Sacrament of sacraments

As Christians, the main purpose in our lives on earth is to gain eternity in heaven. Then we will dwell intimately in the fullness of the Lord. However, as Catholics we also understand that God is present to us in this life as well, and we find him in the sacraments of the church.

 

We especially find union in the Eucharist, which St. Thomas Aquinas calls the “Sacrament of Sacraments.” In each sacrament we encounter the grace of Christ, but in the Eucharist, we encounter Christ himself, body, blood, soul and divinity. There can be no greater intimacy, which is why the Eucharist is the “source and summit of the Christian life” (Lumen Gentium, 11).

 

This reality of the Eucharist — the Real Presence of Jesus Christ in the Eucharist — is a supernatural gift that we recognize each and every time we come to Mass. We reflect our belief in our gestures at Mass. We genuflect to the tabernacle before we enter our pew, knowing that Jesus is present there. The priest kisses the altar when he enters the sanctuary, a sign of reverence for the sacred place where Christ comes to earth in the Eucharist. We kneel while the bread and wine become the Real Presence when the priest echoes the words of Jesus Christ, “This is my body … This is my blood.” We make a sign of reverence before we receive the Eucharist at Communion.

 

The words of the priest come from the first Eucharist at the Last Supper. Interestingly, St. John Gospel is the only one that does not include these words.
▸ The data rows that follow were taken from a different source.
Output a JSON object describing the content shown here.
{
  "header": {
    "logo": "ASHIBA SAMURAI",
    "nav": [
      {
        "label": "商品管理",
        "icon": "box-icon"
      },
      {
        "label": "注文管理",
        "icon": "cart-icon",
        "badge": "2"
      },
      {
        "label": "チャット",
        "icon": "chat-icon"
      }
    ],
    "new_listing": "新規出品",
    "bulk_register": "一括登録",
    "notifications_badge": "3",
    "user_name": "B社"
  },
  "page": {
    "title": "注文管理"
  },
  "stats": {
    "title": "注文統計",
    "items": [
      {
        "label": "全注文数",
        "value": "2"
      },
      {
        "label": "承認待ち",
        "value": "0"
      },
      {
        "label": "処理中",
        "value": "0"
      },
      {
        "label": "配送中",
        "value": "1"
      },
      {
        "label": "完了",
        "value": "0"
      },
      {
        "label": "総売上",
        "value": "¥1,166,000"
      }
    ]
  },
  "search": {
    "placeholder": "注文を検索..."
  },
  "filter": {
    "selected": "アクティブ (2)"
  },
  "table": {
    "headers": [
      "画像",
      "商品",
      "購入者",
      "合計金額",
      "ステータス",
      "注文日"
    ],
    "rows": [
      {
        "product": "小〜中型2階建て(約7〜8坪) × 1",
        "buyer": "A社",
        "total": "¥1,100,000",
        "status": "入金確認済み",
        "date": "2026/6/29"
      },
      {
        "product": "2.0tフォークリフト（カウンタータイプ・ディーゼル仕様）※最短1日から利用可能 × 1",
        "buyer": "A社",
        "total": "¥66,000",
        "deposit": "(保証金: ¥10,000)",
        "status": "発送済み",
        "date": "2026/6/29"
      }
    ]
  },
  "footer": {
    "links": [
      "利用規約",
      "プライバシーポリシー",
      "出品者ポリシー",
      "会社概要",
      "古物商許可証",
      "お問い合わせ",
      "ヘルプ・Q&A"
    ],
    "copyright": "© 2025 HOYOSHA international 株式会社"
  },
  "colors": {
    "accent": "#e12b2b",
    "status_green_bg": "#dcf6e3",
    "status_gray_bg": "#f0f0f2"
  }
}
Instead, he offers us Christ’s teaching in the sixth chapter, which we often call the “Bread of Life Discourse.” These past few weeks the Gospel has been taken from this conversation between Jesus and his followers about the truth of the Eucharist. This Sunday, we hear Jesus say, “I am the living bread come down from heaven …. Unless you eat the flesh of the Son of Man and drink his blood, you do not have life within you … for my flesh is true food and my blood is true drink.”

 

Jesus leaves no room for confusion. He is offering us his Body and Blood. However, while we know this truth in our heads, we still have a hard time convincing our hearts. Sometimes we have difficulty making ourselves aware of his Real Presence.

 

Perhaps, the obstacle is the mystery of the Eucharist. Today we look to find solutions through science. This is how doctors find cures for diseases and physicists seek to explain the universe. We are uncomfortable with unanswered questions, so every mystery is turned over, probed, prodded and analyzed until it reveals its understandable conclusion.

 

Faced with this attitude, mysteries are frustrating, including the Eucharist. How does the bread and wine become the Body and Blood of Christ? Why does it still smell and taste like bread and wine? Why did Jesus not tell us how this happens?

 

Let this frustration never lead us to doubt, however, for Jesus Christ, the source of all truth and all that is good, our Savior who came that we have eternal life, tells us that he is the bread come down from heaven, and he remains in those who receive the Eucharist. It is a mystery that remains hidden, yet contains the greatest beauty and glory that we will ever encounter. This is the mystery, and the truth, that we encounter at every Mass, because it is Jesus, in all of his power and his charity, who meets us in such intimacy at every Mass.

 

We are not called to solve the mystery of the Holy Eucharist. We are called to believe it, to live it, and to delight that we have such a loving God who deigns to dwell within us to strengthen and heal us.

 

May the father fill us with deep faith and perfect love for the his son in the Eucharist, that we may share in his joy in this life and the next.

 

Fr. Wagner is parochial vicar of St. Veronica Church in Chantilly.

 

 

 

© Arlington Catholic Herald 2018